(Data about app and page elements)
╔══
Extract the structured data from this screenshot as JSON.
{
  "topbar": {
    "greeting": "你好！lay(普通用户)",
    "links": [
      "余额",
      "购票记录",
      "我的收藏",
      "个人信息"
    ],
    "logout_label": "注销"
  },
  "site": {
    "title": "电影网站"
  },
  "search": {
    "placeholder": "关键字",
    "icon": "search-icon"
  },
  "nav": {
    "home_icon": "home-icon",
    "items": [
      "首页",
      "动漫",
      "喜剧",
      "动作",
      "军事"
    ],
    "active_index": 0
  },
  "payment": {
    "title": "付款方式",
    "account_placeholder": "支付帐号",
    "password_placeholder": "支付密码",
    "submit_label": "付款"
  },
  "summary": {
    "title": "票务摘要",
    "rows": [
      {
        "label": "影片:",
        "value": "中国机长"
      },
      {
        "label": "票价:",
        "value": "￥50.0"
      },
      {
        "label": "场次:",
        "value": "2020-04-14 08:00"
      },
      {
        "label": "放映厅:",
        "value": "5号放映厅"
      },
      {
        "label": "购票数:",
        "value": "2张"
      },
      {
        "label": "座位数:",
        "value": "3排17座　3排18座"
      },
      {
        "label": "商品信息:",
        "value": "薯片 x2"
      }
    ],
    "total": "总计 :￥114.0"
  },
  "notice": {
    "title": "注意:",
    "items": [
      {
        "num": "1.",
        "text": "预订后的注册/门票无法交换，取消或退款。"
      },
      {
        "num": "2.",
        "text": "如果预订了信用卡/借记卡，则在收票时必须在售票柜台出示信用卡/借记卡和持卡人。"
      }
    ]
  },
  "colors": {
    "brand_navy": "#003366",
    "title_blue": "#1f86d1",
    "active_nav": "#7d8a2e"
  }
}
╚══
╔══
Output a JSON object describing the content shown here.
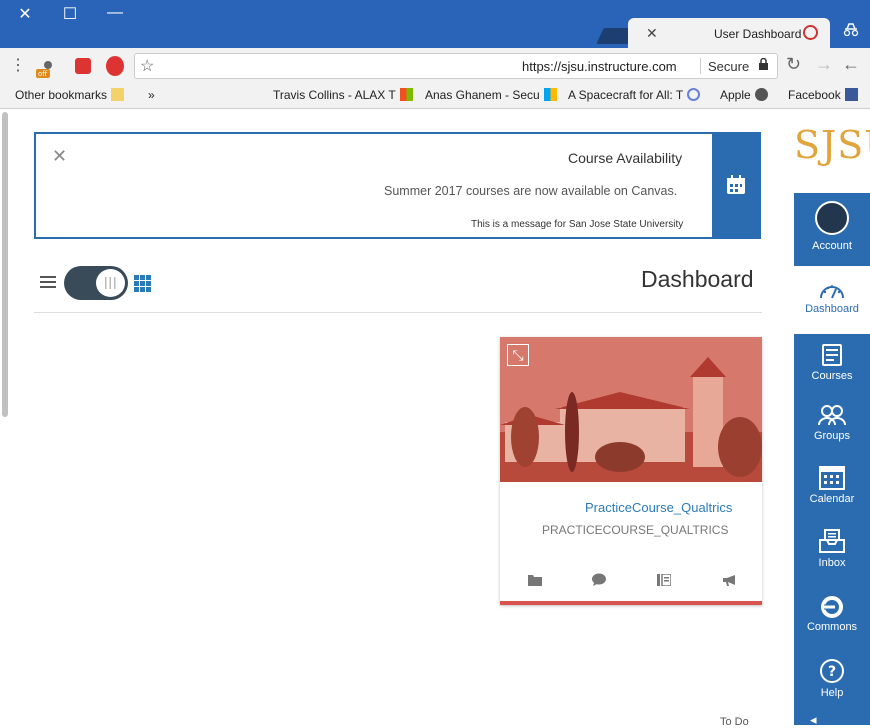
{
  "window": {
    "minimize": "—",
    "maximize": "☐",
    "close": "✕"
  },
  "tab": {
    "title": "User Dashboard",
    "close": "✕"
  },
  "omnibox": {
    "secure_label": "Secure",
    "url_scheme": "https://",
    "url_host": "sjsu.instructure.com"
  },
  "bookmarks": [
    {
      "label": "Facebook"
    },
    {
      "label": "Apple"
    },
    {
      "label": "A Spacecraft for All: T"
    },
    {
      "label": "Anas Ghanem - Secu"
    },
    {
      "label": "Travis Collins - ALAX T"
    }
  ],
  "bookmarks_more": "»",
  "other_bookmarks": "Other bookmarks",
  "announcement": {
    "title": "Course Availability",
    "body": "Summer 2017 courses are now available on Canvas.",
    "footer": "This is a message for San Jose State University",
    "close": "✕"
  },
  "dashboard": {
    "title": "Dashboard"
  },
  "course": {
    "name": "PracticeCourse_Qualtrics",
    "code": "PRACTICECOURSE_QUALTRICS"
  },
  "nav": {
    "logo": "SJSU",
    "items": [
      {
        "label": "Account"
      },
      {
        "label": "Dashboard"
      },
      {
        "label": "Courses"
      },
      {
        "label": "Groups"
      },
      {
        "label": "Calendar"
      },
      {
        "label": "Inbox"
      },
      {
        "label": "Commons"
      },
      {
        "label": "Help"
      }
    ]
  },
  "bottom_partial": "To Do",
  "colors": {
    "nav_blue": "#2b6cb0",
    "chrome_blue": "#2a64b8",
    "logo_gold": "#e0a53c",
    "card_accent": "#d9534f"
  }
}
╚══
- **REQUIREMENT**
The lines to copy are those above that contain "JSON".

- **OUTPUT FOR THIS EXERCISE**
Extract the structured data from this screenshot as JSON.
Output a JSON object describing the content shown here.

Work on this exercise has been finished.